• Supplied material
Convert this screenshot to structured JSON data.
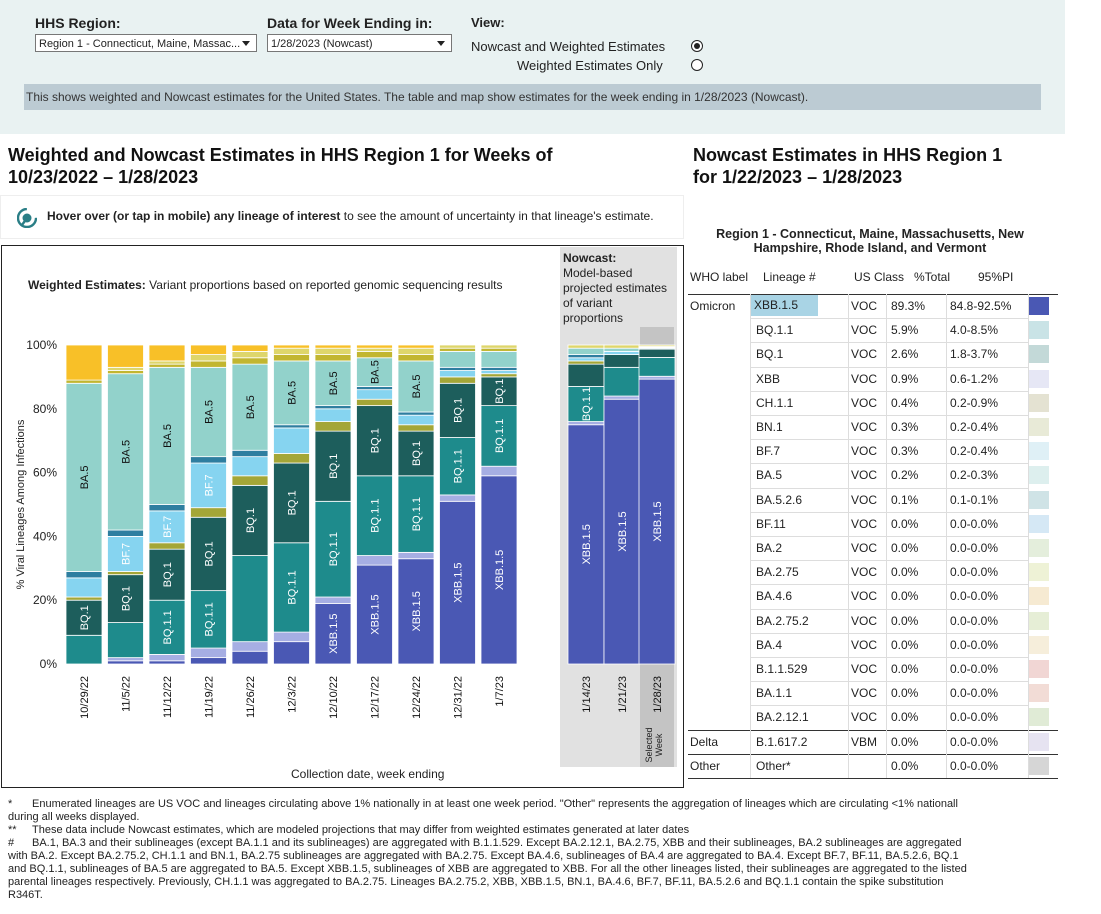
{
  "controls": {
    "region_label": "HHS Region:",
    "region_value": "Region 1 - Connecticut, Maine, Massac...",
    "week_label": "Data for Week Ending in:",
    "week_value": "1/28/2023 (Nowcast)",
    "view_label": "View:",
    "view_options": [
      {
        "label": "Nowcast and Weighted Estimates",
        "selected": true
      },
      {
        "label": "Weighted Estimates Only",
        "selected": false
      }
    ],
    "info": "This shows weighted and Nowcast estimates for the United States. The table and map show estimates for the week ending in 1/28/2023 (Nowcast)."
  },
  "left_title": {
    "line1": "Weighted and Nowcast Estimates in HHS Region 1 for Weeks of",
    "line2": "10/23/2022 – 1/28/2023"
  },
  "right_title": {
    "line1": "Nowcast Estimates in HHS Region 1",
    "line2": "for 1/22/2023 – 1/28/2023"
  },
  "hover": {
    "bold": "Hover over (or tap in mobile) any lineage of interest",
    "rest": " to see the amount of uncertainty in that lineage's estimate."
  },
  "chart_data": {
    "type": "bar",
    "stacked": true,
    "title_bold": "Weighted Estimates:",
    "title_rest": "Variant proportions based on reported genomic sequencing results",
    "nowcast_title": "Nowcast:",
    "nowcast_sub": [
      "Model-based",
      "projected estimates",
      "of variant",
      "proportions"
    ],
    "ylabel": "% Viral Lineages Among Infections",
    "xlabel": "Collection date, week ending",
    "ylim": [
      0,
      100
    ],
    "yticks": [
      "0%",
      "20%",
      "40%",
      "60%",
      "80%",
      "100%"
    ],
    "selected_note": [
      "Selected",
      "Week"
    ],
    "lineage_order": [
      "XBB.1.5",
      "XBB",
      "BQ.1.1",
      "BQ.1",
      "BA.2.75",
      "BF.7",
      "BA.5.2.6",
      "BA.5",
      "BN.1",
      "CH.1.1",
      "Other"
    ],
    "colors": {
      "XBB.1.5": "#4a58b4",
      "XBB": "#a6aee3",
      "BQ.1.1": "#1e8b8c",
      "BQ.1": "#1d5e5c",
      "BA.2.75": "#a4a637",
      "BF.7": "#86d4f0",
      "BA.5.2.6": "#2e7ea0",
      "BA.5": "#92d2cb",
      "BN.1": "#c2b630",
      "CH.1.1": "#ded66b",
      "Other": "#f8c028"
    },
    "weighted": [
      {
        "date": "10/29/22",
        "values": {
          "XBB.1.5": 0,
          "XBB": 0,
          "BQ.1.1": 9,
          "BQ.1": 11,
          "BA.2.75": 1,
          "BF.7": 6,
          "BA.5.2.6": 2,
          "BA.5": 59,
          "BN.1": 1,
          "CH.1.1": 0,
          "Other": 11
        },
        "labels": [
          "BQ.1",
          "BA.5"
        ]
      },
      {
        "date": "11/5/22",
        "values": {
          "XBB.1.5": 1,
          "XBB": 1,
          "BQ.1.1": 11,
          "BQ.1": 15,
          "BA.2.75": 1,
          "BF.7": 11,
          "BA.5.2.6": 2,
          "BA.5": 49,
          "BN.1": 1,
          "CH.1.1": 1,
          "Other": 7
        },
        "labels": [
          "BQ.1",
          "BF.7",
          "BA.5"
        ]
      },
      {
        "date": "11/12/22",
        "values": {
          "XBB.1.5": 1,
          "XBB": 2,
          "BQ.1.1": 17,
          "BQ.1": 16,
          "BA.2.75": 2,
          "BF.7": 10,
          "BA.5.2.6": 2,
          "BA.5": 43,
          "BN.1": 1,
          "CH.1.1": 1,
          "Other": 5
        },
        "labels": [
          "BQ.1.1",
          "BQ.1",
          "BF.7",
          "BA.5"
        ]
      },
      {
        "date": "11/19/22",
        "values": {
          "XBB.1.5": 2,
          "XBB": 3,
          "BQ.1.1": 18,
          "BQ.1": 23,
          "BA.2.75": 3,
          "BF.7": 14,
          "BA.5.2.6": 2,
          "BA.5": 28,
          "BN.1": 2,
          "CH.1.1": 2,
          "Other": 3
        },
        "labels": [
          "BQ.1.1",
          "BQ.1",
          "BF.7",
          "BA.5"
        ]
      },
      {
        "date": "11/26/22",
        "values": {
          "XBB.1.5": 4,
          "XBB": 3,
          "BQ.1.1": 27,
          "BQ.1": 22,
          "BA.2.75": 3,
          "BF.7": 6,
          "BA.5.2.6": 2,
          "BA.5": 27,
          "BN.1": 2,
          "CH.1.1": 2,
          "Other": 2
        },
        "labels": [
          "BQ.1",
          "BA.5"
        ]
      },
      {
        "date": "12/3/22",
        "values": {
          "XBB.1.5": 7,
          "XBB": 3,
          "BQ.1.1": 28,
          "BQ.1": 25,
          "BA.2.75": 3,
          "BF.7": 8,
          "BA.5.2.6": 1,
          "BA.5": 20,
          "BN.1": 2,
          "CH.1.1": 2,
          "Other": 1
        },
        "labels": [
          "BQ.1.1",
          "BQ.1",
          "BA.5"
        ]
      },
      {
        "date": "12/10/22",
        "values": {
          "XBB.1.5": 19,
          "XBB": 2,
          "BQ.1.1": 30,
          "BQ.1": 22,
          "BA.2.75": 3,
          "BF.7": 4,
          "BA.5.2.6": 1,
          "BA.5": 14,
          "BN.1": 2,
          "CH.1.1": 2,
          "Other": 1
        },
        "labels": [
          "XBB.1.5",
          "BQ.1.1",
          "BQ.1",
          "BA.5"
        ]
      },
      {
        "date": "12/17/22",
        "values": {
          "XBB.1.5": 31,
          "XBB": 3,
          "BQ.1.1": 25,
          "BQ.1": 22,
          "BA.2.75": 2,
          "BF.7": 3,
          "BA.5.2.6": 1,
          "BA.5": 9,
          "BN.1": 2,
          "CH.1.1": 1,
          "Other": 1
        },
        "labels": [
          "XBB.1.5",
          "BQ.1.1",
          "BQ.1",
          "BA.5"
        ]
      },
      {
        "date": "12/24/22",
        "values": {
          "XBB.1.5": 33,
          "XBB": 2,
          "BQ.1.1": 24,
          "BQ.1": 14,
          "BA.2.75": 2,
          "BF.7": 3,
          "BA.5.2.6": 1,
          "BA.5": 16,
          "BN.1": 2,
          "CH.1.1": 2,
          "Other": 1
        },
        "labels": [
          "XBB.1.5",
          "BQ.1.1",
          "BQ.1",
          "BA.5"
        ]
      },
      {
        "date": "12/31/22",
        "values": {
          "XBB.1.5": 51,
          "XBB": 2,
          "BQ.1.1": 18,
          "BQ.1": 17,
          "BA.2.75": 2,
          "BF.7": 2,
          "BA.5.2.6": 1,
          "BA.5": 5,
          "BN.1": 1,
          "CH.1.1": 1,
          "Other": 0
        },
        "labels": [
          "XBB.1.5",
          "BQ.1.1",
          "BQ.1"
        ]
      },
      {
        "date": "1/7/23",
        "values": {
          "XBB.1.5": 59,
          "XBB": 3,
          "BQ.1.1": 19,
          "BQ.1": 9,
          "BA.2.75": 1,
          "BF.7": 1,
          "BA.5.2.6": 1,
          "BA.5": 5,
          "BN.1": 1,
          "CH.1.1": 1,
          "Other": 0
        },
        "labels": [
          "XBB.1.5",
          "BQ.1.1",
          "BQ.1"
        ]
      }
    ],
    "nowcast": [
      {
        "date": "1/14/23",
        "values": {
          "XBB.1.5": 75,
          "XBB": 1,
          "BQ.1.1": 11,
          "BQ.1": 7,
          "BA.2.75": 1,
          "BF.7": 1,
          "BA.5.2.6": 1,
          "BA.5": 2,
          "BN.1": 0,
          "CH.1.1": 1,
          "Other": 0
        },
        "labels": [
          "XBB.1.5",
          "BQ.1.1"
        ]
      },
      {
        "date": "1/21/23",
        "values": {
          "XBB.1.5": 83,
          "XBB": 1,
          "BQ.1.1": 9,
          "BQ.1": 4,
          "BA.2.75": 0,
          "BF.7": 1,
          "BA.5.2.6": 0,
          "BA.5": 1,
          "BN.1": 0,
          "CH.1.1": 1,
          "Other": 0
        },
        "labels": [
          "XBB.1.5"
        ]
      },
      {
        "date": "1/28/23",
        "values": {
          "XBB.1.5": 89.3,
          "XBB": 0.9,
          "BQ.1.1": 5.9,
          "BQ.1": 2.6,
          "BA.2.75": 0,
          "BF.7": 0.3,
          "BA.5.2.6": 0.1,
          "BA.5": 0.2,
          "BN.1": 0.3,
          "CH.1.1": 0.4,
          "Other": 0
        },
        "labels": [
          "XBB.1.5"
        ]
      }
    ]
  },
  "table": {
    "title": "Region 1 - Connecticut, Maine, Massachusetts, New Hampshire, Rhode Island, and Vermont",
    "headers": [
      "WHO label",
      "Lineage #",
      "US Class",
      "%Total",
      "95%PI"
    ],
    "rows": [
      {
        "who": "Omicron",
        "lineage": "XBB.1.5",
        "cls": "VOC",
        "pct": "89.3%",
        "pi": "84.8-92.5%",
        "color": "#4a58b4"
      },
      {
        "who": "",
        "lineage": "BQ.1.1",
        "cls": "VOC",
        "pct": "5.9%",
        "pi": "4.0-8.5%",
        "color": "#c9e3e6"
      },
      {
        "who": "",
        "lineage": "BQ.1",
        "cls": "VOC",
        "pct": "2.6%",
        "pi": "1.8-3.7%",
        "color": "#c3d9d8"
      },
      {
        "who": "",
        "lineage": "XBB",
        "cls": "VOC",
        "pct": "0.9%",
        "pi": "0.6-1.2%",
        "color": "#e6e7f5"
      },
      {
        "who": "",
        "lineage": "CH.1.1",
        "cls": "VOC",
        "pct": "0.4%",
        "pi": "0.2-0.9%",
        "color": "#e4e2d2"
      },
      {
        "who": "",
        "lineage": "BN.1",
        "cls": "VOC",
        "pct": "0.3%",
        "pi": "0.2-0.4%",
        "color": "#e8ead7"
      },
      {
        "who": "",
        "lineage": "BF.7",
        "cls": "VOC",
        "pct": "0.3%",
        "pi": "0.2-0.4%",
        "color": "#dff0f6"
      },
      {
        "who": "",
        "lineage": "BA.5",
        "cls": "VOC",
        "pct": "0.2%",
        "pi": "0.2-0.3%",
        "color": "#ddefee"
      },
      {
        "who": "",
        "lineage": "BA.5.2.6",
        "cls": "VOC",
        "pct": "0.1%",
        "pi": "0.1-0.1%",
        "color": "#cfe3e6"
      },
      {
        "who": "",
        "lineage": "BF.11",
        "cls": "VOC",
        "pct": "0.0%",
        "pi": "0.0-0.0%",
        "color": "#d5e8f5"
      },
      {
        "who": "",
        "lineage": "BA.2",
        "cls": "VOC",
        "pct": "0.0%",
        "pi": "0.0-0.0%",
        "color": "#e4eedc"
      },
      {
        "who": "",
        "lineage": "BA.2.75",
        "cls": "VOC",
        "pct": "0.0%",
        "pi": "0.0-0.0%",
        "color": "#eef2d6"
      },
      {
        "who": "",
        "lineage": "BA.4.6",
        "cls": "VOC",
        "pct": "0.0%",
        "pi": "0.0-0.0%",
        "color": "#f6ead2"
      },
      {
        "who": "",
        "lineage": "BA.2.75.2",
        "cls": "VOC",
        "pct": "0.0%",
        "pi": "0.0-0.0%",
        "color": "#e6eed6"
      },
      {
        "who": "",
        "lineage": "BA.4",
        "cls": "VOC",
        "pct": "0.0%",
        "pi": "0.0-0.0%",
        "color": "#f6eedb"
      },
      {
        "who": "",
        "lineage": "B.1.1.529",
        "cls": "VOC",
        "pct": "0.0%",
        "pi": "0.0-0.0%",
        "color": "#f1d6d4"
      },
      {
        "who": "",
        "lineage": "BA.1.1",
        "cls": "VOC",
        "pct": "0.0%",
        "pi": "0.0-0.0%",
        "color": "#f2dcd6"
      },
      {
        "who": "",
        "lineage": "BA.2.12.1",
        "cls": "VOC",
        "pct": "0.0%",
        "pi": "0.0-0.0%",
        "color": "#e0ebd6"
      },
      {
        "who": "Delta",
        "lineage": "B.1.617.2",
        "cls": "VBM",
        "pct": "0.0%",
        "pi": "0.0-0.0%",
        "color": "#e6e3f1"
      },
      {
        "who": "Other",
        "lineage": "Other*",
        "cls": "",
        "pct": "0.0%",
        "pi": "0.0-0.0%",
        "color": "#d6d6d6"
      }
    ]
  },
  "footnotes": [
    {
      "mark": "*",
      "text": "Enumerated lineages are US VOC and lineages circulating above 1% nationally in at least one week period. \"Other\" represents the aggregation of lineages which are circulating <1% nationall",
      "text2": "during all weeks displayed."
    },
    {
      "mark": "**",
      "text": "These data include Nowcast estimates, which are modeled projections that may differ from weighted estimates generated at later dates",
      "text2": ""
    },
    {
      "mark": "#",
      "text": "BA.1, BA.3 and their sublineages (except BA.1.1 and its sublineages) are aggregated with B.1.1.529. Except BA.2.12.1, BA.2.75, XBB and their sublineages, BA.2 sublineages are aggregated",
      "lines": [
        "with BA.2. Except BA.2.75.2, CH.1.1 and BN.1, BA.2.75 sublineages are aggregated with BA.2.75. Except BA.4.6, sublineages of BA.4 are aggregated to BA.4. Except BF.7, BF.11, BA.5.2.6, BQ.1",
        "and BQ.1.1, sublineages of BA.5 are aggregated to BA.5. Except XBB.1.5, sublineages of XBB are aggregated to XBB. For all the other lineages listed, their sublineages are aggregated to the listed",
        "parental lineages respectively. Previously, CH.1.1 was aggregated to BA.2.75. Lineages BA.2.75.2, XBB, XBB.1.5, BN.1, BA.4.6, BF.7, BF.11, BA.5.2.6 and BQ.1.1 contain the spike substitution",
        "R346T."
      ]
    }
  ]
}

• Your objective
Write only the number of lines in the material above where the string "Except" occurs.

• Task solution
3